When PH celebrated the best of British last year, the Ariel Nomad was by far the cheapest car of an exceptional trio. Against the serene Bentley Conti GT and the ultra-precise McLaren 570S, Somerset's finest was an unapologetic, ear drum-pummelling hooligan. Yet despite its lack doors, roof and just about anything else to keep the wind out, the spaceframed off-roader felt in no way out of place next to a brace of £160k alternatives.
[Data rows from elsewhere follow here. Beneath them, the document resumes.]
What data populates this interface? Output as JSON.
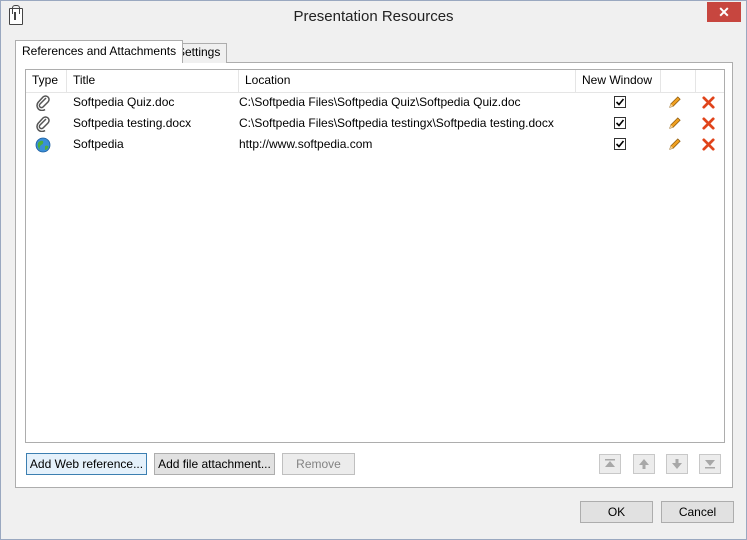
{
  "window": {
    "title": "Presentation Resources",
    "close_glyph": "✕"
  },
  "tabs": [
    {
      "label": "References and Attachments",
      "active": true
    },
    {
      "label": "Settings",
      "active": false
    }
  ],
  "list": {
    "columns": [
      "Type",
      "Title",
      "Location",
      "New Window"
    ],
    "rows": [
      {
        "type_icon": "paperclip-icon",
        "title": "Softpedia Quiz.doc",
        "location": "C:\\Softpedia Files\\Softpedia Quiz\\Softpedia Quiz.doc",
        "new_window": true
      },
      {
        "type_icon": "paperclip-icon",
        "title": "Softpedia testing.docx",
        "location": "C:\\Softpedia Files\\Softpedia testingx\\Softpedia testing.docx",
        "new_window": true
      },
      {
        "type_icon": "globe-icon",
        "title": "Softpedia",
        "location": "http://www.softpedia.com",
        "new_window": true
      }
    ]
  },
  "buttons": {
    "add_web_reference": "Add Web reference...",
    "add_file_attachment": "Add file attachment...",
    "remove": "Remove",
    "ok": "OK",
    "cancel": "Cancel"
  },
  "colors": {
    "close": "#c7463f",
    "delete": "#e0441b",
    "edit": "#f0a020",
    "focus": "#3c7fb1"
  }
}
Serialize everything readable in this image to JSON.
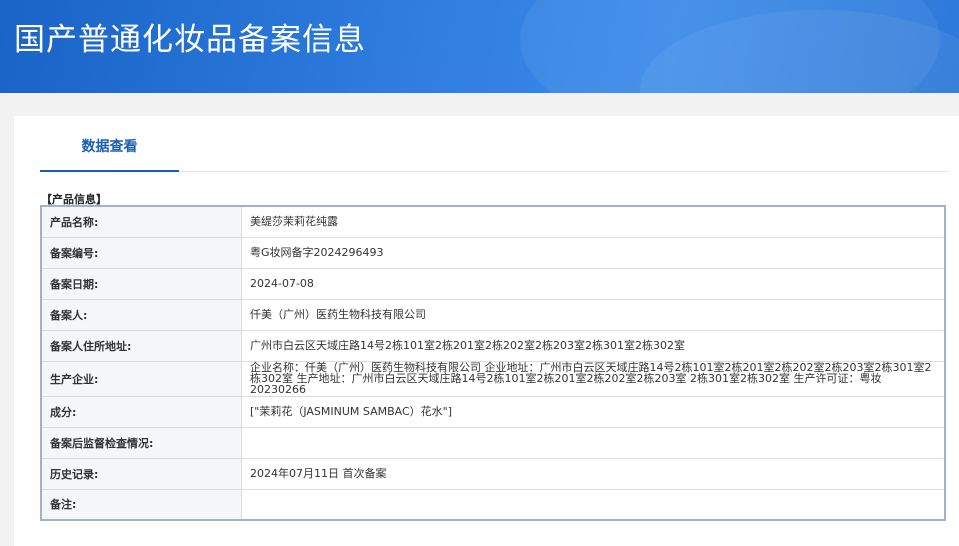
{
  "header": {
    "title": "国产普通化妆品备案信息"
  },
  "tabs": [
    {
      "label": "数据查看"
    }
  ],
  "section": {
    "title": "【产品信息】"
  },
  "rows": [
    {
      "label": "产品名称:",
      "value": "美缇莎茉莉花纯露"
    },
    {
      "label": "备案编号:",
      "value": "粤G妆网备字2024296493"
    },
    {
      "label": "备案日期:",
      "value": "2024-07-08"
    },
    {
      "label": "备案人:",
      "value": "仟美（广州）医药生物科技有限公司"
    },
    {
      "label": "备案人住所地址:",
      "value": "广州市白云区天域庄路14号2栋101室2栋201室2栋202室2栋203室2栋301室2栋302室"
    },
    {
      "label": "生产企业:",
      "value": "企业名称：仟美（广州）医药生物科技有限公司 企业地址：广州市白云区天域庄路14号2栋101室2栋201室2栋202室2栋203室2栋301室2栋302室 生产地址：广州市白云区天域庄路14号2栋101室2栋201室2栋202室2栋203室 2栋301室2栋302室 生产许可证：粤妆20230266"
    },
    {
      "label": "成分:",
      "value": "[\"茉莉花（JASMINUM SAMBAC）花水\"]"
    },
    {
      "label": "备案后监督检查情况:",
      "value": ""
    },
    {
      "label": "历史记录:",
      "value": "2024年07月11日 首次备案"
    },
    {
      "label": "备注:",
      "value": ""
    }
  ]
}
The Ariel’s technical setup is one fit for motorsport – you don’t need a protractor to know the struts are set at racing buggy angles because they’re all there on show, with no panels or shields to hide them. Like the Atom, the Nomad is bare bones, developed exclusively to be driven at silly speeds off-road with nothing to compromise its abilities on dirt, mud or just about anything you can point its bug-like nose at. To drive a Nomad is to be strapped to a Honda 2.4-litre i-VTEC. Most drivers will add at least 10 per cent to the total kerb weight, which stands at 670kg sans human.
Such sprightliness means the base, naturally-aspirated car is a riot out of the box, but the optional K24 supercharger (a £5,215 addition) is a must-have option because it provides 299hp in the most explosive, landscape-blurring fashion. 62mph comes in 3.4 seconds, but it feels even faster thanks to the Nomad’s brutality, the result of a rear-driver that typically wears dirt tyres and has the accelerative pitch of a Stadium Super Truck at full pelt.
To some extent this stuff was all expected when Ariel announced the Nomad in 2015, what with the firm’s Atom having blazed the trail since the turn of the millennium. With that in mind, many rate the way the Nomad rides as a surprise party piece; it's built to crest a hill at Rally Finland pace - which makes it rather adept at rolling down your average B road. It’s not physics defying stuff, of course, but the result of super high-quality damping coupled to a featherweight structure.
A car equipped with the optional Ohlins adjustable dampers, which have hydraulic bump stops and two-piece springs (a £5,294 upgrade), will shame many a luxury GT over drain covers and speed humps, while requiring no heavy anti-roll tech to tighten things up on the twisty stuff. And they laugh in the face of the kind of lumps and bumps you'd find on the average off-road route. There are few other vehicles you can stick numberplates on that offer this kind of unstoppable freedom.
Still, a Nomad is unequivocally a toy - one with an extensive and decidedly moreish option list. Many if not most Ariel buyers reportedly spec their car with some care (not breaching £50k is typically the target, PH has previously been told) but there are always those unconcerned with the idea of doubling the thirtysomething starting price. The most expensive of five Nomads presently on the PH classifieds, this green-framed one has just 65 miles on the clock. It also has the supercharger, those special dampers and Alcon brakes, as well as a shorter final drive for the six-speed manual and (wry smiles at the ready) a hydraulic handbrake, to name just a few of its many additions. It’s ready to roll, in other words. For a wait list-dodging £73k.
SPECIFICATION - ARIEL NOMAD
Engine: 2,354cc, 4-cyl supercharged
Transmission: 6-speed manual, rear-wheel drive
Power (hp): 299@7,200rpm
Torque (lb ft): 251@4,300rpm
First registered: 2019
Recorded mileage: 65
Price new: £33,000 (base before options)
Yours for: £72,995